In lieu of individual country governments issuing compulsory licenses, Johnson & Johnson and its commercial partners could commit to not enforcing its intellectual property rights on bedaquiline in India and other low- and middle-income countries. Activists have long argued that bedaquiline should be treated as a public good, especially considering the substantial public and philanthropic investments in the drug’s development, which have been estimated to exceed Johnson & Johnson’s by a factor of 1.6–5.1.

Communities affected by TB everywhere have a right to benefit from scientific progress, including access to short-course, bedaquiline-based treatment regimens for drug-resistant TB. To ensure that they do, we call on:

  • The Government of India to respond to the petition filed before the High Court of Bombay (Meera Yadav & Anr. v Union of India & Ors. PIL (L) No. 495 of 2021) and issue a compulsory license to enable local developers to manufacture bedaquiline both for domestic use and for export to countries with insufficient manufacturing capacity to ensure access to generic versions of bedaquiline and the scale up of government procurement and implementation of the medicine;
  • The Governments of Brazil, Belarus, Indonesia, Kazakhstan, Kenya, Kyrgyzstan, Moldova, Mozambique, Pakistan, Philippines, Russia, South Africa, Thailand, Ukraine, Vietnam, and other high TB burden countries where patents will block access to generic bedaquiline until 2027 and beyond, to issue compulsory licenses to enable local manufacturing or importation of generic bedaquiline for local use;
  • The Governments of Bangladesh, Democratic Republic of Congo, Myanmar, Nigeria, and other high TB burden countries where patents have not been filed to ensure local manufacturing of generic versions of bedaquiline and/or the expedient and transparent procurement of generic bedaquiline and enrollment of all eligible patients onto bedaquiline-based treatment regimens;
  • Macleods Pharmaceuticals and other generic manufacturers to begin filing with national regulatory authorities where necessary and commit to selling generic bedaquiline for no more than $0.50 per day; and
  • Johnson & Johnson to commit to not enforce its intellectual property rights.

Finally, we encourage advocates working at the national level to take whatever steps possible to pressure their government officials to act in defense of communities affected by TB and in line with their right to benefit from scientific progress.
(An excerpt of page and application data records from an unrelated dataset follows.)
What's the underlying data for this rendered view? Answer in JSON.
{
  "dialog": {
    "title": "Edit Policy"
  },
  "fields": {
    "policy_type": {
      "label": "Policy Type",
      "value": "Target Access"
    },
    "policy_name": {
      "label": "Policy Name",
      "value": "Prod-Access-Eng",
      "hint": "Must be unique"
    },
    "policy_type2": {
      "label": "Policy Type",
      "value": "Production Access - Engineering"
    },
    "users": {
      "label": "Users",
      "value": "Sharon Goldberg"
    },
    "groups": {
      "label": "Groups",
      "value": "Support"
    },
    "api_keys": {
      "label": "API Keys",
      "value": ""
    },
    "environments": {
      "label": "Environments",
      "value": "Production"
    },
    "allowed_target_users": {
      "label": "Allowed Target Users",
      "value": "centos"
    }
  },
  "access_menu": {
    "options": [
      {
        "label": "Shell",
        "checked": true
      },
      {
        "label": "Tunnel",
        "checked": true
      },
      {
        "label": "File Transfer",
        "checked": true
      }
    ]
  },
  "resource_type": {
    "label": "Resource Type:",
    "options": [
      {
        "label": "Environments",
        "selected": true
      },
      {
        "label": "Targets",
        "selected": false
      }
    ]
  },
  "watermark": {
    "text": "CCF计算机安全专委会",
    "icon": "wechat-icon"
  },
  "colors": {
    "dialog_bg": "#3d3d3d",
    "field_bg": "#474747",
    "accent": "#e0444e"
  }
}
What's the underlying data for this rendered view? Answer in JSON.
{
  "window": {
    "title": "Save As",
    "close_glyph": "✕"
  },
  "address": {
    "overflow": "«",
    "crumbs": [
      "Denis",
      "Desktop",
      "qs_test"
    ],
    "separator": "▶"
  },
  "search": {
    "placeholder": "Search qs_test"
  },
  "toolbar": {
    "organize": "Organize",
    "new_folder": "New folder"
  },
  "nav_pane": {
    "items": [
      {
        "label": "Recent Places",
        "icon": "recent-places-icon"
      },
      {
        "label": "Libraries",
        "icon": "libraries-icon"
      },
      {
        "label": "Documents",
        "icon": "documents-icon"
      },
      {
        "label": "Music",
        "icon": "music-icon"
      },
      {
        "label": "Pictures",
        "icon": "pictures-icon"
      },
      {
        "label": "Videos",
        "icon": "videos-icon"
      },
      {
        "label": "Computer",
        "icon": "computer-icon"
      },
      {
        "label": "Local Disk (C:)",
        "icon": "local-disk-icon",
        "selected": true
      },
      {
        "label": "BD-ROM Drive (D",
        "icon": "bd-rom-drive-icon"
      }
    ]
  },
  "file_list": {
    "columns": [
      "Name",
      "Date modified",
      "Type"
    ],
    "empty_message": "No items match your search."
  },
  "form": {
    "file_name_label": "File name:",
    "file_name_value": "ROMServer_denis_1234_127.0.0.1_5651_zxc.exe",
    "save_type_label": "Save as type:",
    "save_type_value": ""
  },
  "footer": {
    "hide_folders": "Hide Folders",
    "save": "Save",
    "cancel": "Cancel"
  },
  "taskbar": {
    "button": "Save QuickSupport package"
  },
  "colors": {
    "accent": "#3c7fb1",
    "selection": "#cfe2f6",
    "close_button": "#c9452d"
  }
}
Governments have “a duty to make available and accessible to all persons, without discrimination, especially to the most vulnerable, all the best available applications of scientific progress necessary to enjoy the highest attainable standard of heath.” — General Comment 25, Committee on Economic, Social and Cultural Rights. Bedaquiline is an essential medicine, and access to bedaquiline is essential to upholding the rights to health and life of people with TB.